Mindful of all these things, I’ve reconsidered relying on  techniques that have a recognized propensity for causing hand injuries, even to very experienced fighters with and without gloves, in favor of other options.


2018 Pac Northwest Tactical Conference

If you are a sometime reader here, this is a great opportunity for some training in the Pac NW that is normally quite a bit further away. Several of these trainers I’ve mentioned here and trained with myself. I just signed up, hope to see some of you there!

From the Site:

NW/Pacific Regional Tactical Conference, 2018

We try to keep the Tactical Conference centrally located in the US, so that as many practitioners as possible may attend. That’s why it is usually in Memphis or Little Rock or other central location. There are a number of committed students of The Art in the Pacific Northwest, which is still a really long way from Tennessee or Arkansas. To accommodate them, we will be holding a regional conference at The Firearms Academy of Seattle (FAS) in July 2018. FAS is located between Seattle, Washington and Portland, Oregon, and is a very nice training facility with numerous ranges and a modern classroom.

The dates are July 27-29, 2018, Friday through Sunday.
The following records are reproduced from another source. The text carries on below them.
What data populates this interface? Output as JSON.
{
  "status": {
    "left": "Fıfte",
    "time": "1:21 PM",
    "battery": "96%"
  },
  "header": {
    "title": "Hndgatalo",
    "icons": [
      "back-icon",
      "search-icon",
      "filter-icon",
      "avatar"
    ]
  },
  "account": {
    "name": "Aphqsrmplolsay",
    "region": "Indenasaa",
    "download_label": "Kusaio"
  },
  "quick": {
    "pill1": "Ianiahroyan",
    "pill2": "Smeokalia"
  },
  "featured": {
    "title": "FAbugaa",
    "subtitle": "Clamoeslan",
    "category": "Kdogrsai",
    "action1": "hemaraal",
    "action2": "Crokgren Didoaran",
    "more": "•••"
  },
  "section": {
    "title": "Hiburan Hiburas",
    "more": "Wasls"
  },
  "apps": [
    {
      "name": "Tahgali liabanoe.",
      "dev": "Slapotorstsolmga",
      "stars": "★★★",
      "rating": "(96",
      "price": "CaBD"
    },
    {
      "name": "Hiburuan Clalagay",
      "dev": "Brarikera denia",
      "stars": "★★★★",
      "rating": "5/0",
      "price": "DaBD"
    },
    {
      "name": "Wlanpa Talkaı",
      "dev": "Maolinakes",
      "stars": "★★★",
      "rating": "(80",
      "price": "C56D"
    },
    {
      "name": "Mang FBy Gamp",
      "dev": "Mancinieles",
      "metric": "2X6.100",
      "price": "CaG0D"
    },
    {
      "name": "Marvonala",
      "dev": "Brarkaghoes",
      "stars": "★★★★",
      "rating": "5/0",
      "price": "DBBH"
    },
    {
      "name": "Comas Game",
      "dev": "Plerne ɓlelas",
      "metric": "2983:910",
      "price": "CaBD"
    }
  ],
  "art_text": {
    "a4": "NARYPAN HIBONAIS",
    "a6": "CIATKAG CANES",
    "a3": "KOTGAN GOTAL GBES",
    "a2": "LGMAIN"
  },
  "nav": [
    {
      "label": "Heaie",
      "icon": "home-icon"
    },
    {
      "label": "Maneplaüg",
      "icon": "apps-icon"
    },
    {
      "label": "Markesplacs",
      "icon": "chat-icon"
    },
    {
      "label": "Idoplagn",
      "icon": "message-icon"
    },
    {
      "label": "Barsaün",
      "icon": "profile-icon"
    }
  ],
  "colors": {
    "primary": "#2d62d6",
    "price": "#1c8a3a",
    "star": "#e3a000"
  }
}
This will be a smaller event than the national conference, with about 100 attendees, plus staff and trainers. We have an impressive array of trainers presenting two hour and four hour blocks of instruction, including live fire with handgun, shotgun and carbine; classroom instruction on a variety of topics; and hands-on training in empty hands skills and immediate trauma care. The trainers include Tom & Lynn Givens, Massad Ayoob, Marty Hayes, John Holschen, Lee Weems, John Hearne, John Murphy, Gabe White, Tiffany Johnson, Karl Rehn, Cecil Burch, William Aprill, Lori Bigley, Caleb Causey, and Belle McCormack. That’s a total of sixteen well respected trainers presenting instruction over three full days of training! There will also be a defensive pistol match concurrent with the training events. Advance registration is required.